When a loved one passes, it’s common to place items of special significance or meaning in their coffin. Whilst there are very few limitations placed on the items selected for a traditional burial, a number of rules apply if your loved one is to be cremated. This guide will help you decipher which items are suitable so you can plan for when the time comes to say goodbye to your special someone.
Whether you've opted for a simple, cardboard coffin or a more traditional funeral casket, the same rules apply. Anything which runs the risk of reacting to heat in a way that’s dangerous, unpredictable, or harmful to the environment cannot remain inside the coffin. You may place these items of significance inside the coffin for the funeral service, but they will need to be removed prior to the cremation and given back to you.
Why add mementos to a coffin?
It's common amongst many ancient cultures to bury or cremate a loved one with some personal items, so that they can have them in their afterlife. Sending a loved one off with some special items can also help with grief. There's something quite emotional and cathartic about placing a person's beloved items in their casket. For some, it's a final act of love and care.
When considering what you might like to place in your loved one's coffin, it can be helpful to think about their passions and hobbies, anything that was particularly meaningful to them or even any special memories you shared.
What can’t be placed inside a coffin for cremation?
When thinking about what you'd like to include in a loved one's coffin for creamtion, it's best to take a common sense approach.
Anything combustible cannot be placed inside a coffin that is to be cremated. This includes bottles of alcohol or lighters.
Items containing batteries, like mobile phones, certain toys as well as e-cigarettes are also unsuitable. For this reason, pacemakers must also be respectfully removed prior to the cremation process. When exposed to high temperatures, batteries can explode and cause damage to the cremator.
Items which might contain trapped air are not suitable either. This could be things like jars or bottles made from plastic or glass.

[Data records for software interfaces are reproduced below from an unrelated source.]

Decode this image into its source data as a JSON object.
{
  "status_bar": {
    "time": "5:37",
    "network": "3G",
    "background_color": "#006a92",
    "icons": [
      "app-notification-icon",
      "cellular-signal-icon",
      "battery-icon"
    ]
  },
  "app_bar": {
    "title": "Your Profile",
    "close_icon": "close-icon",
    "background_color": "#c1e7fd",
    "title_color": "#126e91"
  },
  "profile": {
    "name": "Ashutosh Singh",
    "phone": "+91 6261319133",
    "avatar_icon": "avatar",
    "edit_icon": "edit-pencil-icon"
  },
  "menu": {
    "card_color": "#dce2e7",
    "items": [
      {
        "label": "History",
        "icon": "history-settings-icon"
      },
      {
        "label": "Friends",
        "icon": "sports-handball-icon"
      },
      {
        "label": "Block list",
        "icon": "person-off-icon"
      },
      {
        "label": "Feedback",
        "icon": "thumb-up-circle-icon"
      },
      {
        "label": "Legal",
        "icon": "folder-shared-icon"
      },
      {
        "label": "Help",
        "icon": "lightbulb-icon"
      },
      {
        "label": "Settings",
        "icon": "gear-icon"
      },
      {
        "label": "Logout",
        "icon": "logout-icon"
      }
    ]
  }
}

Any accessory, shoes or items of clothing made from treated leather, latex, or vinyl must also be removed from the coffin prior to cremation. These materials can release harmful emissions into the atmosphere during the cremation process. Despite this rule, you may still dress your loved one in their favourite pieces of clothing, regardless of the material.
Typically, any item suspected to pose a risk will be removed at the mortuary after the funeral service and either returned to you or donated to charity.
So what can be placed inside a coffin for cremation?
Now, let’s focus on all the things which may remain in a coffin during the cremation.
Jewellery is acceptable, but given it will be exposed to extremely high heat during the cremation, it cannot be recovered afterwards. If you want to hold on to items of sentimental value, be sure to let your funeral director know, so they can be removed before the cremation and returned to you.
Photos of your loved one’s family and friends and letters such as love letters or farewell notes may all remain in the coffin during the cremation.
Additionally, flowers such as dried flower arrangements from a wedding or debutante, toys, blankets and religious items including wooden prayer beads, scriptures or articles of faith may also remain in the coffin.
You can even include the cremation ashes of someone who was very close to your loved one, like a spouse or parent. You can then decide what to do with the combined ashes at a later date.
Other suitable items to place in a coffin can include books, food and in some instances even musical instruments.
Including special items in a loved one’s coffin can be a cathartic and meaningful experience for those left behind. But, it’s important you take the time to speak with your funeral director to make sure there’s enough space in the coffin and that your choices are permissible. Rest assured, coffins and caskets are double-checked before cremation so the risk of causing any real harm is very slim.
If you need to organise an affordable and eco-friendly cremation for your loved one, Willed can help. Find out more at Willed Cremations.